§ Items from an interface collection
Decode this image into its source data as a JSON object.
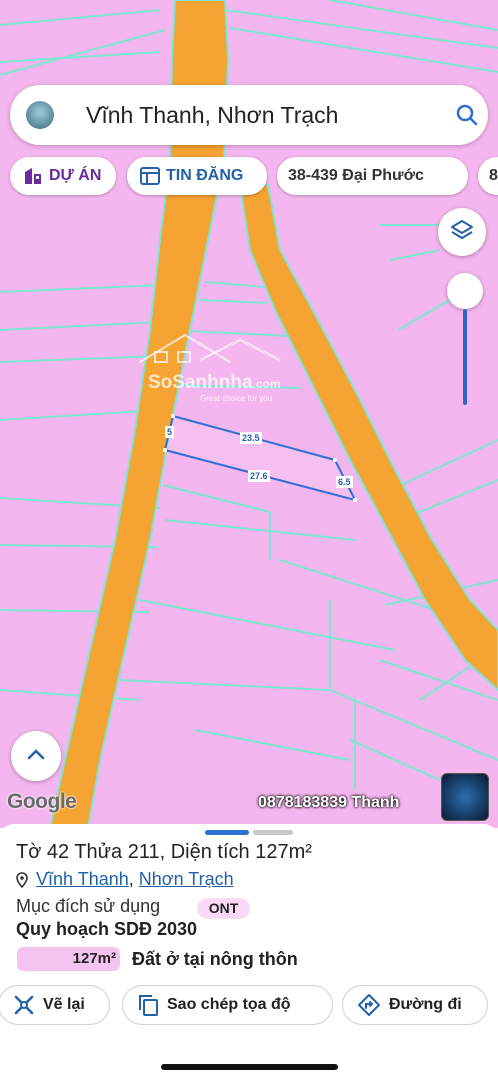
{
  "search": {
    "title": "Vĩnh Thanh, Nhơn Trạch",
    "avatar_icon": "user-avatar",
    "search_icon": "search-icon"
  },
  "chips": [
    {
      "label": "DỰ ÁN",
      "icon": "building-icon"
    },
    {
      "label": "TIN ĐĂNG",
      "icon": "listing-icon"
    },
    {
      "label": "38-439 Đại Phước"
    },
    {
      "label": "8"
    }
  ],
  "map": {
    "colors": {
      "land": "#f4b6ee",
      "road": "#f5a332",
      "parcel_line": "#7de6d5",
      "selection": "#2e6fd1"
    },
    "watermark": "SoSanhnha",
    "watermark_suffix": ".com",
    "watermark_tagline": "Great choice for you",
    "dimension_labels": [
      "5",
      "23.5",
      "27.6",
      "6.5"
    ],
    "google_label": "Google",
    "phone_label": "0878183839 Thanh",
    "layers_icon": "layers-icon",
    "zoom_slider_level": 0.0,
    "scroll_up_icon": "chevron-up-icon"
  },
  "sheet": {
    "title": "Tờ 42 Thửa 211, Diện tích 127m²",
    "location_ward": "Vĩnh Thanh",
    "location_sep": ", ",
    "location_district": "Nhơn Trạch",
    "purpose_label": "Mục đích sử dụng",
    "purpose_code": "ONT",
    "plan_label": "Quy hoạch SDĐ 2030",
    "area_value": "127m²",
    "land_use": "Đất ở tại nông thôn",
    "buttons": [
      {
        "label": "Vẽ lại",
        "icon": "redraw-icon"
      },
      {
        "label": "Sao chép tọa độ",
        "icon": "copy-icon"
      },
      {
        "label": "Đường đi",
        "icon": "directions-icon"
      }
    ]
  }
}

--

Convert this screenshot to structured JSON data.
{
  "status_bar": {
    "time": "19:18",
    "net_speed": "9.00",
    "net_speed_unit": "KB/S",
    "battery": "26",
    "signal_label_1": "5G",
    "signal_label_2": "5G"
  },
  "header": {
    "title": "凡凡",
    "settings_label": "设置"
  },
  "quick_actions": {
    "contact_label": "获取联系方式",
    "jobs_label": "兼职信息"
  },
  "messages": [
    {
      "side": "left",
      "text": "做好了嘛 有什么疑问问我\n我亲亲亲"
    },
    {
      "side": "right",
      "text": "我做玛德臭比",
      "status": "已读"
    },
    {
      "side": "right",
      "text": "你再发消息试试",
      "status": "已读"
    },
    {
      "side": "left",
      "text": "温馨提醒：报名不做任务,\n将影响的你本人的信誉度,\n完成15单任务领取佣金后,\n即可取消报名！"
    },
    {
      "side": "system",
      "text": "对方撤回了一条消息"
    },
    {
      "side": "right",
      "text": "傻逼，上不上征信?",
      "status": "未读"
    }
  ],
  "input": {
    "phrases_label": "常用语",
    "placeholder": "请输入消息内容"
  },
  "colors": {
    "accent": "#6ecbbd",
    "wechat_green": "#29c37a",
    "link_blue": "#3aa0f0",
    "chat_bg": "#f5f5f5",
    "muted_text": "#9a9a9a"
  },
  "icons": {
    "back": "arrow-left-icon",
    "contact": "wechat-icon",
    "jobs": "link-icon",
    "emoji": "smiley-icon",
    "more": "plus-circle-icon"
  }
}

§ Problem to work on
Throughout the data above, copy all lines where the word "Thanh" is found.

§ Task answer
    "title": "Vĩnh Thanh, Nhơn Trạch",
    "phone_label": "0878183839 Thanh",
    "location_ward": "Vĩnh Thanh",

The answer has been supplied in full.